REQUIRED WORK: Within the listing, each line that has the string "name" should be copied.

PROVIDED DATA:
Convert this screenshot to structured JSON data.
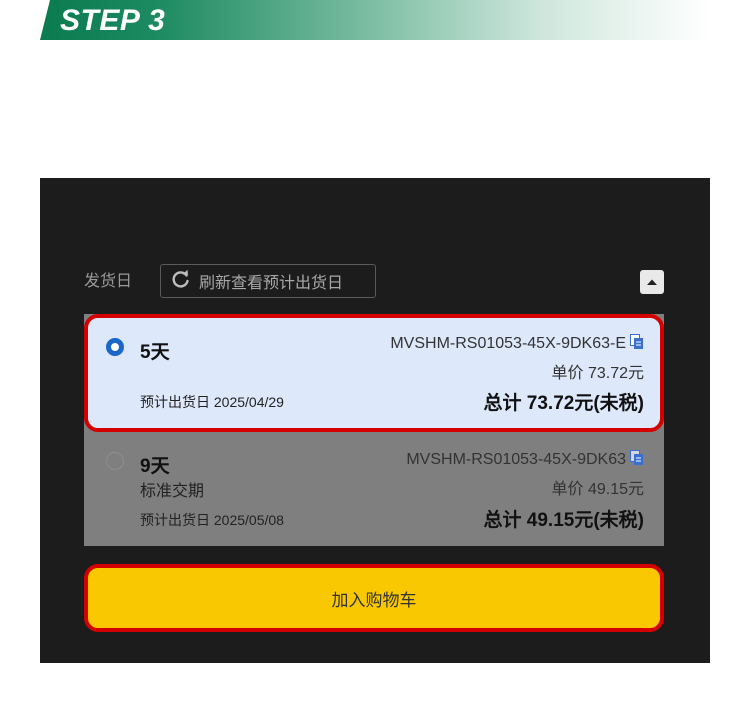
{
  "banner": {
    "step_label": "STEP 3"
  },
  "shipping": {
    "label": "发货日",
    "refresh_label": "刷新查看预计出货日"
  },
  "options": [
    {
      "selected": true,
      "days": "5天",
      "part_number": "MVSHM-RS01053-45X-9DK63-E",
      "unit_price": "单价 73.72元",
      "ship_date": "预计出货日 2025/04/29",
      "total": "总计 73.72元(未税)"
    },
    {
      "selected": false,
      "days": "9天",
      "subtitle": "标准交期",
      "part_number": "MVSHM-RS01053-45X-9DK63",
      "unit_price": "单价 49.15元",
      "ship_date": "预计出货日 2025/05/08",
      "total": "总计 49.15元(未税)"
    }
  ],
  "cart": {
    "label": "加入购物车"
  },
  "colors": {
    "accent_green": "#0a7a4f",
    "highlight_red": "#d40000",
    "selected_bg": "#dde8fb",
    "radio_blue": "#1a66c9",
    "cart_yellow": "#fac800",
    "panel_bg": "#1c1c1c"
  },
  "icons": {
    "refresh": "refresh-icon",
    "collapse": "caret-up-icon",
    "copy": "copy-icon"
  }
}
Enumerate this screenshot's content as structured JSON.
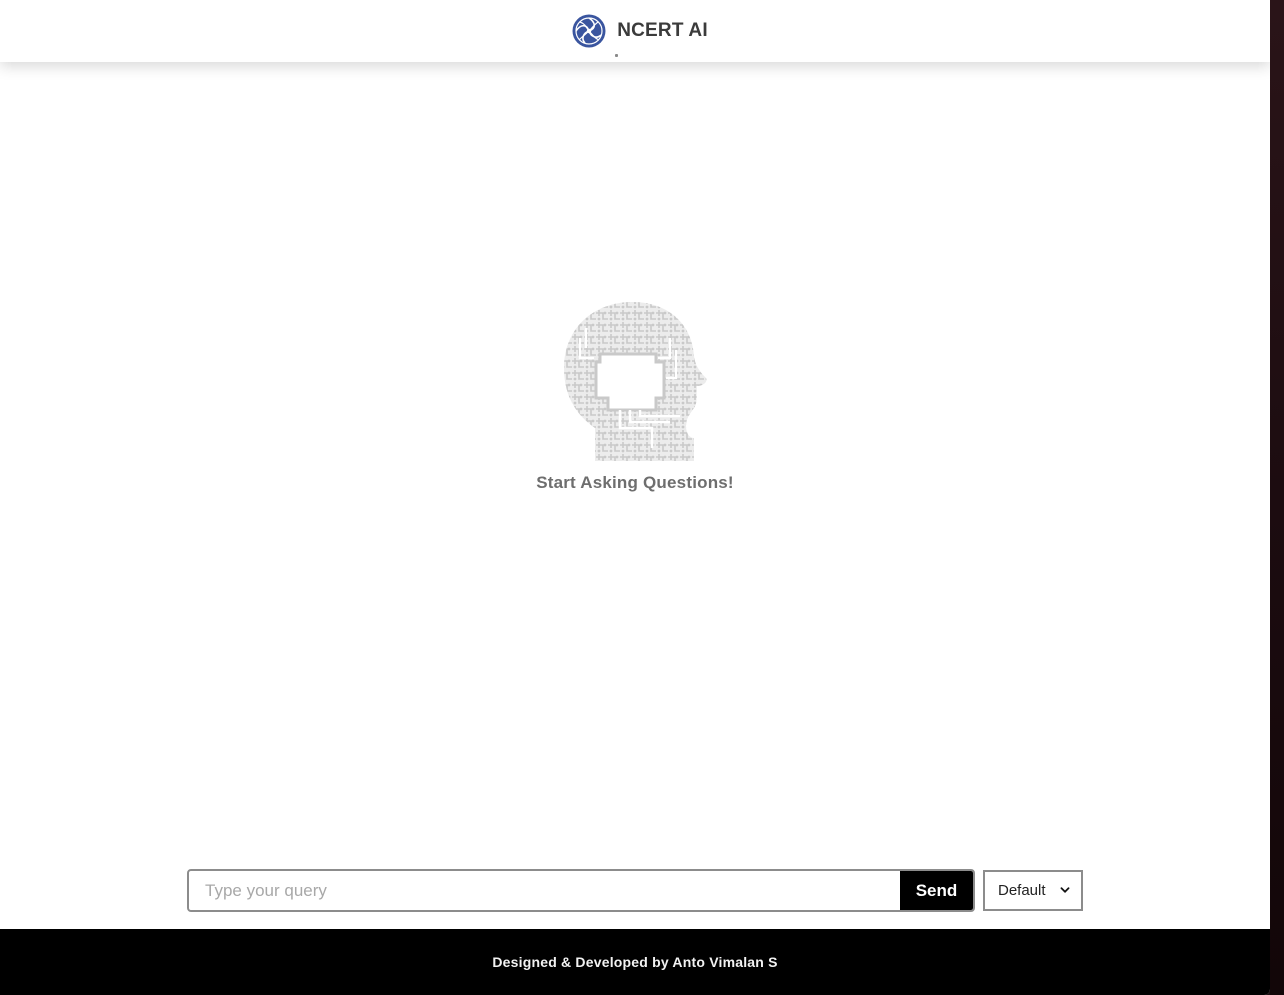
{
  "header": {
    "title": "NCERT AI",
    "logo_icon": "ncert-swirl-logo",
    "logo_color": "#3a559f"
  },
  "main": {
    "empty_state": {
      "icon": "circuit-head-icon",
      "icon_color": "#c9c9c9",
      "text": "Start Asking Questions!"
    }
  },
  "composer": {
    "placeholder": "Type your query",
    "value": "",
    "send_label": "Send",
    "send_color": "#000000"
  },
  "mode_select": {
    "selected": "Default"
  },
  "footer": {
    "text": "Designed & Developed by Anto Vimalan S",
    "background": "#000000"
  }
}
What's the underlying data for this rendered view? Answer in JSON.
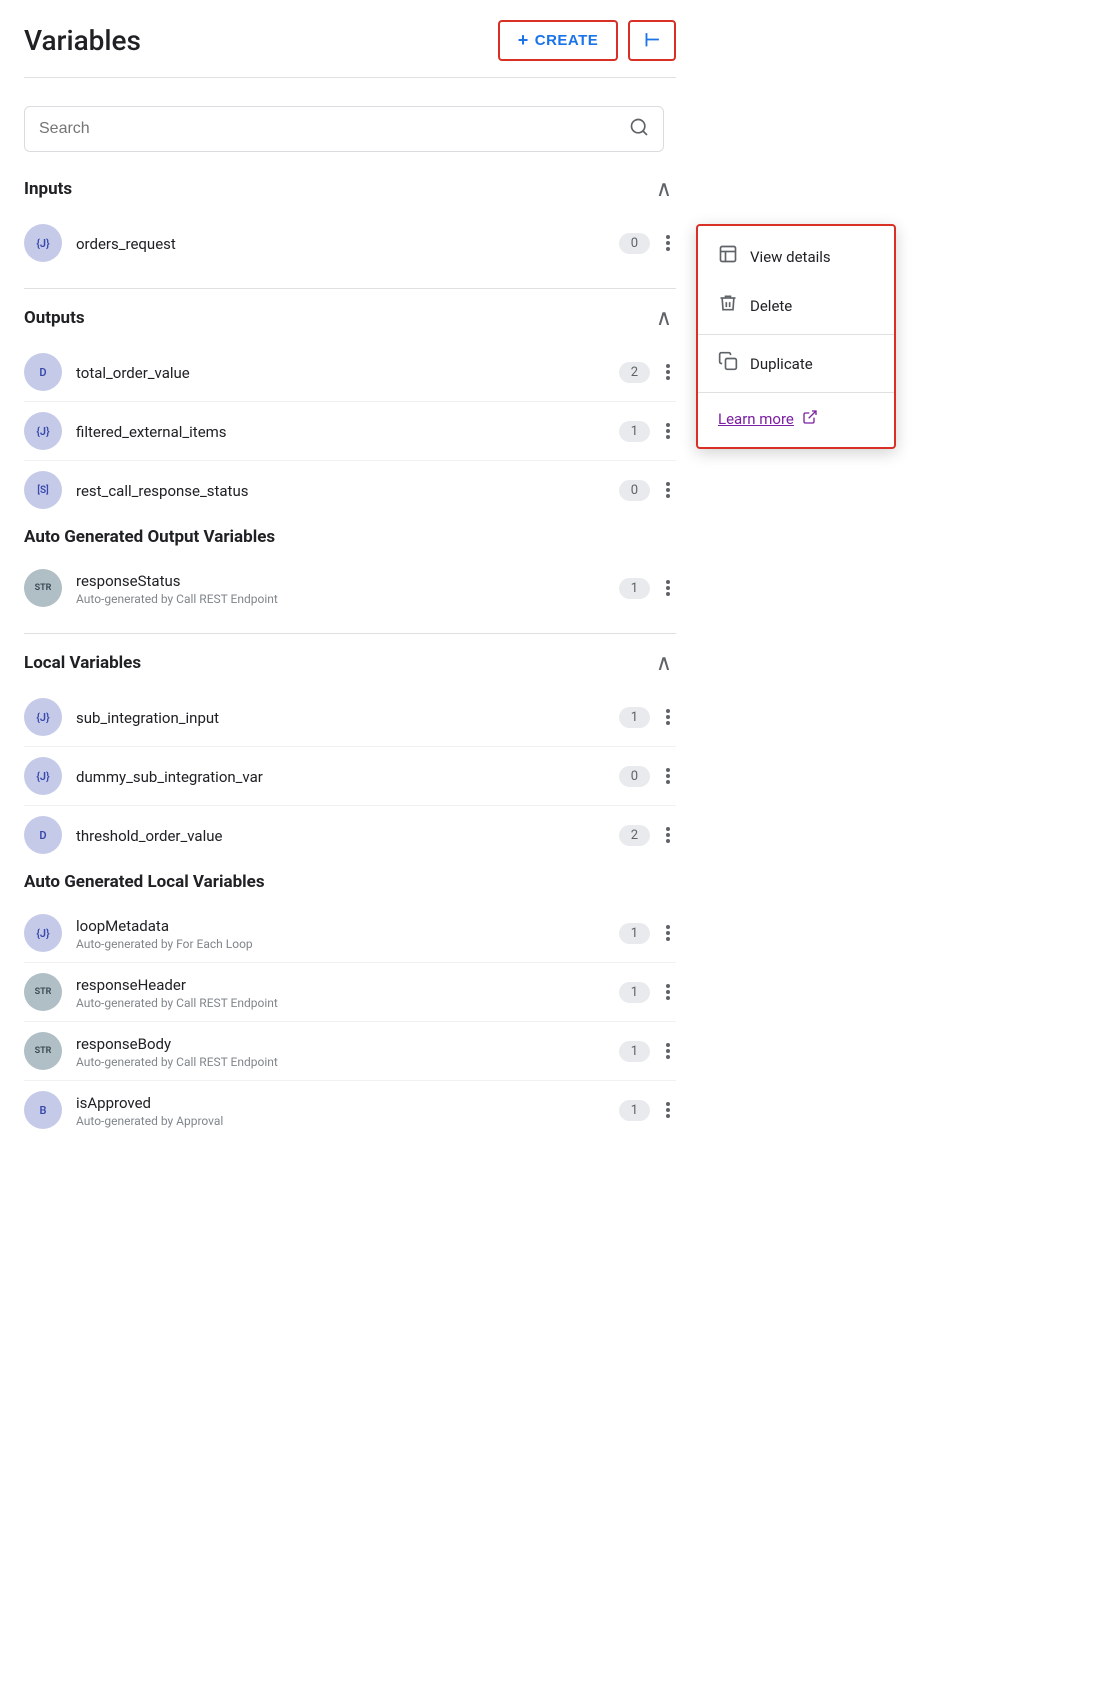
{
  "header": {
    "title": "Variables",
    "create_label": "CREATE",
    "create_plus": "+",
    "collapse_icon": "⊣"
  },
  "search": {
    "placeholder": "Search"
  },
  "sections": {
    "inputs": {
      "title": "Inputs",
      "items": [
        {
          "id": "orders_request",
          "name": "orders_request",
          "icon": "{J}",
          "badge": "0",
          "has_menu": true,
          "show_context": true
        }
      ]
    },
    "outputs": {
      "title": "Outputs",
      "items": [
        {
          "id": "total_order_value",
          "name": "total_order_value",
          "icon": "D",
          "badge": "2",
          "has_menu": true
        },
        {
          "id": "filtered_external_items",
          "name": "filtered_external_items",
          "icon": "{J}",
          "badge": "1",
          "has_menu": true
        },
        {
          "id": "rest_call_response_status",
          "name": "rest_call_response_status",
          "icon": "S",
          "badge": "0",
          "has_menu": true
        }
      ]
    },
    "auto_output": {
      "title": "Auto Generated Output Variables",
      "items": [
        {
          "id": "responseStatus",
          "name": "responseStatus",
          "subtext": "Auto-generated by Call REST Endpoint",
          "icon": "STR",
          "badge": "1",
          "has_menu": true
        }
      ]
    },
    "local_variables": {
      "title": "Local Variables",
      "items": [
        {
          "id": "sub_integration_input",
          "name": "sub_integration_input",
          "icon": "{J}",
          "badge": "1",
          "has_menu": true
        },
        {
          "id": "dummy_sub_integration_var",
          "name": "dummy_sub_integration_var",
          "icon": "{J}",
          "badge": "0",
          "has_menu": true
        },
        {
          "id": "threshold_order_value",
          "name": "threshold_order_value",
          "icon": "D",
          "badge": "2",
          "has_menu": true
        }
      ]
    },
    "auto_local": {
      "title": "Auto Generated Local Variables",
      "items": [
        {
          "id": "loopMetadata",
          "name": "loopMetadata",
          "subtext": "Auto-generated by For Each Loop",
          "icon": "{J}",
          "badge": "1",
          "has_menu": true
        },
        {
          "id": "responseHeader",
          "name": "responseHeader",
          "subtext": "Auto-generated by Call REST Endpoint",
          "icon": "STR",
          "badge": "1",
          "has_menu": true
        },
        {
          "id": "responseBody",
          "name": "responseBody",
          "subtext": "Auto-generated by Call REST Endpoint",
          "icon": "STR",
          "badge": "1",
          "has_menu": true
        },
        {
          "id": "isApproved",
          "name": "isApproved",
          "subtext": "Auto-generated by Approval",
          "icon": "B",
          "badge": "1",
          "has_menu": true
        }
      ]
    }
  },
  "context_menu": {
    "view_details": "View details",
    "delete": "Delete",
    "duplicate": "Duplicate",
    "learn_more": "Learn more"
  }
}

EXERCISE OUTPUT:
          "name": "orders_request",
          "name": "total_order_value",
          "name": "filtered_external_items",
          "name": "rest_call_response_status",
          "name": "responseStatus",
          "name": "sub_integration_input",
          "name": "dummy_sub_integration_var",
          "name": "threshold_order_value",
          "name": "loopMetadata",
          "name": "responseHeader",
          "name": "responseBody",
          "name": "isApproved",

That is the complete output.